Heavy Metal loving teens unwittingly unleash a horde of demons on their small town.


Review by Eric Hillis (@hilliseric)

Directed by: Jason Lei Howden

Starring: Milo Cawthorne, James Blake, Kimberley Crossman, Sam Berkley


"Deathgasm has a killer title and intriguing concept, but fails to deliver anything beyond the cheapest of laughs and gore sequences that are all too derivative of better, earlier genre entries."
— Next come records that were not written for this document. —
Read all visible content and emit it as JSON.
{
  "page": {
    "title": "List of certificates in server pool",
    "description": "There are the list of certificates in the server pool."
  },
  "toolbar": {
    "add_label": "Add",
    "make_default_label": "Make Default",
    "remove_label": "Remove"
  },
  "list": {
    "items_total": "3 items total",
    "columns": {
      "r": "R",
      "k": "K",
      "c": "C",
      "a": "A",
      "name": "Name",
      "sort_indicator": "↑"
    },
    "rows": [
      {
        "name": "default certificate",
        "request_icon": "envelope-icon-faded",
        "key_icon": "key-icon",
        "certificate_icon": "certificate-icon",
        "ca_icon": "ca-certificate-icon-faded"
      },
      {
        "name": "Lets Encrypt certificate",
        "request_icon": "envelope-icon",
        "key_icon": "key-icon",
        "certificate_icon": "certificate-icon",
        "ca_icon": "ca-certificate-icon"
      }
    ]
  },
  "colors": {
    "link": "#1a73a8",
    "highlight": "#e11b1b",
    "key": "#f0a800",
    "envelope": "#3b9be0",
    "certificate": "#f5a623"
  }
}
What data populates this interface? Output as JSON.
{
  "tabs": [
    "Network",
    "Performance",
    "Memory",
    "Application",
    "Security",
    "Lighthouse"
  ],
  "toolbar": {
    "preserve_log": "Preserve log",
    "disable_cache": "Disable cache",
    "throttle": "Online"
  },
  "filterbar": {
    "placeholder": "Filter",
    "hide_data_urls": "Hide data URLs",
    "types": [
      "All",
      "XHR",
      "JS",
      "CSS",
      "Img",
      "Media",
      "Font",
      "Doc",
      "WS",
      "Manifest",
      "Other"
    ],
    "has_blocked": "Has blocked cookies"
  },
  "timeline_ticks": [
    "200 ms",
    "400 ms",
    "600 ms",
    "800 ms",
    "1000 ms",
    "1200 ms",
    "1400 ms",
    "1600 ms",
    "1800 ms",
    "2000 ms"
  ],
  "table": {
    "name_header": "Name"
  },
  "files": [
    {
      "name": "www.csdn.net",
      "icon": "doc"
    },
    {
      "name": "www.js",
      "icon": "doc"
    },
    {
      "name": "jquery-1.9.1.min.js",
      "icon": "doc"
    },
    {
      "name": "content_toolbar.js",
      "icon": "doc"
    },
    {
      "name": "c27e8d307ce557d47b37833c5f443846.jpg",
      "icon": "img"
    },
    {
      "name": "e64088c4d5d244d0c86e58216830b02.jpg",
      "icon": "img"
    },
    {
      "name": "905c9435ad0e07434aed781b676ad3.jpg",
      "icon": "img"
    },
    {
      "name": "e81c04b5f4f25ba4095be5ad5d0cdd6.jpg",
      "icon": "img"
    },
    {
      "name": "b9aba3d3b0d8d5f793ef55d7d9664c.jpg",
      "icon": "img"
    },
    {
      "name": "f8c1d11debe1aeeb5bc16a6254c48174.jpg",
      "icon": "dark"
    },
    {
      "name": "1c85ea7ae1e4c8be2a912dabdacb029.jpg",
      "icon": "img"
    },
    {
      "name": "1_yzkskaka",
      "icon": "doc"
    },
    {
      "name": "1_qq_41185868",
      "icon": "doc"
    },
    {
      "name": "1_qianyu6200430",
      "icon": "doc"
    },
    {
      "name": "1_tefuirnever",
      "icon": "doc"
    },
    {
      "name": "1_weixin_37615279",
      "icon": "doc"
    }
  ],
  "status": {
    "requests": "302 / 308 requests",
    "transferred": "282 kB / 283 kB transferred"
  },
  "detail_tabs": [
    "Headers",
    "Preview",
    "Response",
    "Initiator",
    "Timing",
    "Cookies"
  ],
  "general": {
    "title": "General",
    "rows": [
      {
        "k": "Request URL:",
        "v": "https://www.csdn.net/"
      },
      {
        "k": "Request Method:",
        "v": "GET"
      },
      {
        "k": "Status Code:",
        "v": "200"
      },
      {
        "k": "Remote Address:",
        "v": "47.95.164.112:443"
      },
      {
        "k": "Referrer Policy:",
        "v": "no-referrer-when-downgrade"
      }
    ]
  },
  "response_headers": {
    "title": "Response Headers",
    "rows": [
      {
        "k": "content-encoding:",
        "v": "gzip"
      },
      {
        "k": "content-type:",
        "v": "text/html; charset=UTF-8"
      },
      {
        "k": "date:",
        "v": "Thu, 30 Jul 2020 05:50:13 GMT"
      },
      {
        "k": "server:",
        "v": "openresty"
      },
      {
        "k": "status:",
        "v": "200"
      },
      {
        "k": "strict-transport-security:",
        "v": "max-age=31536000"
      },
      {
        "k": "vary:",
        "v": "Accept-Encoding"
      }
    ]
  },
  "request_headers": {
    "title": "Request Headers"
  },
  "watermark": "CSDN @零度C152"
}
Heavy Metal and horror movies have been inextricably linked since the birth of that musical genre. Metal album sleeves feature the sort of artwork you might expect to find on old VHS horror movie covers, and the genre's lyrics often explore the sort of dark themes you found in a Hammer production. And then there's the fanbases; both fans of Metal and horror are considered "a bit weird" by so-called normies, embracing and finding solace in the sort of imagery that repulses most casual listeners and viewers.
That's the case with Brodie (Milo Cawthorne), the beleaguered teenage protagonist of horror comedy Deathgasm. He lives in a New Zealand hick town with his religious Aunt and Uncle, and his bullying jock cousin. His only friends are Dion (Sam Berkley) and Giles (Daniel Cresswell), a pair of socially malfunctioning Dungeons & Dragons obsessives with whom he forms a heavy metal band - Deathgasm. Brodie's dull life peps up when he meets Zakk (James Blake), the cooler-than-cool Fonz of the local metal scene. Zakk talks him into breaking into a house occupied by Rikki Daggers (Stephen Ure), a one-time metal legend who has gone into hiding, on the run from a Satanic cult. When a member of said cult shows up to kill Daggers, Zakk and Brodie flee the scene with some of Daggers' sheet music. Later, as the lads jam out the notes in Brodie's garage, the music has a decidedly odd effect, turning a large portion of the townsfolk into bloodthirsty demons.
New Zealand has become synonymous with a particular brand of horror-comedy, beginning with the early low budget productions of Peter Jackson (Bad Taste, Brain Dead), and flourishing in recent years. In 2015 we've seen the acclaimed vampire satire What We Do In the Shadows and the equally lauded Housebound. Now comes Deathgasm, which unfortunately has more in common with the 2006 Kiwi misfire Black Sheep. As with that movie, Deathgasm has a killer title and intriguing concept, but fails to deliver anything beyond the cheapest of laughs (a slo-mo fight involving a dildo is a lot less funny than the filmmakers seem to believe) and gore sequences that are all too derivative of better, earlier genre entries.
The movie is ironically at its best before the arrival of its horror element, when we're given a glimpse into the lives of Brodie and his nerdy friends. This early portion makes for a charming look at the lives of outsider teens in a cultural backwater. Once the demons arrive, the film is all too content to devolve into a third rate Night of the Creeps ripoff, complete with hot girl turns demon killer extraordinaire 'twist'. This sort of filmmaking was fresh and innovative in the 1980s, when Fred Dekker and Sam Raimi were at the top of their game, but in the year that's spoiled us with It Follows, Spring and The Visit, horror has moved on from the dubious thrills of Deathgasm and its ilk.